One sense in which we are “brothers” is that all of us have descended from Adam. (Acts 17:26) But there is more. Jesus explained that his disciples were brothers and sisters because they recognized Jehovah as their heavenly Father. (Matt. 12:50) In addition, they had become members of one large spiritual family, united by love and faith. Thus in their letters, the apostles often referred to fellow disciples as ‘brothers and sisters.’ (Rom. 1:13; 1 Pet. 2:17; 1 John 3:13) After making it clear that we should view one another as brothers and sisters, Jesus stressed the need for humility. (Matt. 23:11, 12) Undue pride among his apostles had led to some disunity. And pride of race could also have been a problem. Did the Jews have reason to be proud because they were descendants of Abraham? Many Jews had that deep-seated conviction. But John the Baptist told them: “God is able to raise up children for Abraham from these stones.”—Luke 3:8. w18.06 9-10 ¶8-9
A man of knowledge restrains his words.—Prov. 17:27.
When faced with frustrating situations or recurring personality conflicts, do we control our lips and our temper? (Prov. 10:19; Matt. 5:22) When provoked by others, we need to learn to “yield place to the wrath.” Whose wrath? Jehovah’s wrath. (Rom. 12:17-21) If we keep looking to Jehovah, we will show him due respect by yielding to his wrath, patiently waiting for him to take action when he deems it necessary. To do otherwise and avenge ourselves in some way would be tantamount to disrespecting Jehovah. Do we faithfully follow the latest directions that Jehovah has given us? If so, we will not rely on always doing things the way we have done them in the past. Rather, we will be quick to follow any new direction that Jehovah provides through his organization. (Heb. 13:17) At the same time, we will be careful that we “do not go beyond the things that are written.” (1 Cor. 4:6) In so doing, we keep our eyes fixed on Jehovah. w18.07 15-16 ¶17-18
Press on to maturity.—Heb. 6:1.

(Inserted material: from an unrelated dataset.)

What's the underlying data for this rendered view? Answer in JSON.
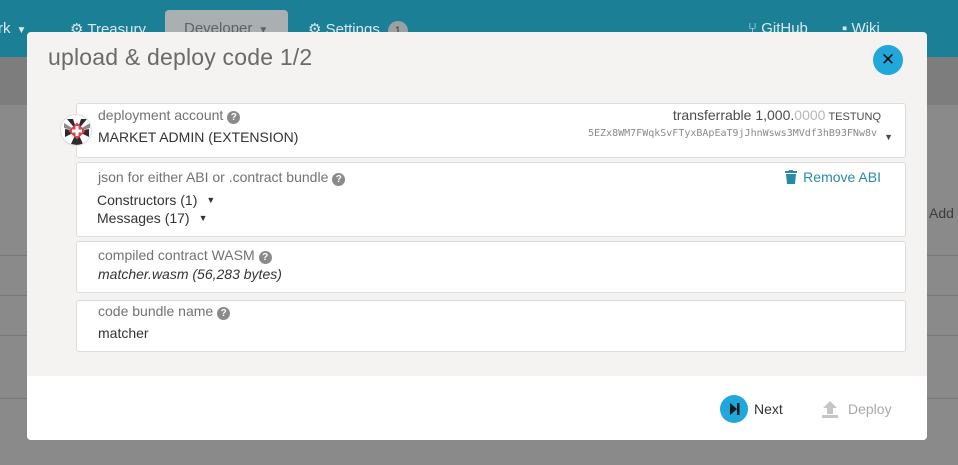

As you advance toward Christian maturity, you will find that principles become more important to you. That is because laws may apply to a specific situation, whereas principles are far broader in application. For example, a young child does not understand the dangers of bad associations, so a discerning parent will set rules to protect him. (1 Cor. 15:33) But as the child matures, his thinking ability develops, and he is able to reason on Bible-based principles. Thus, he can increasingly make wise decisions in choosing his associates. (1 Cor. 13:11; 14:20) When we reason on godly principles, our conscience increasingly becomes a more reliable guide, attuned to God’s thinking. Do we have everything we need to make wise decisions that please Jehovah? Yes. By making skilled use of the laws and principles found in God’s Word, we will be “fully competent, completely equipped for every good work.”—2 Tim. 3:16, 17. w18.06 19 ¶14; 20 ¶16-17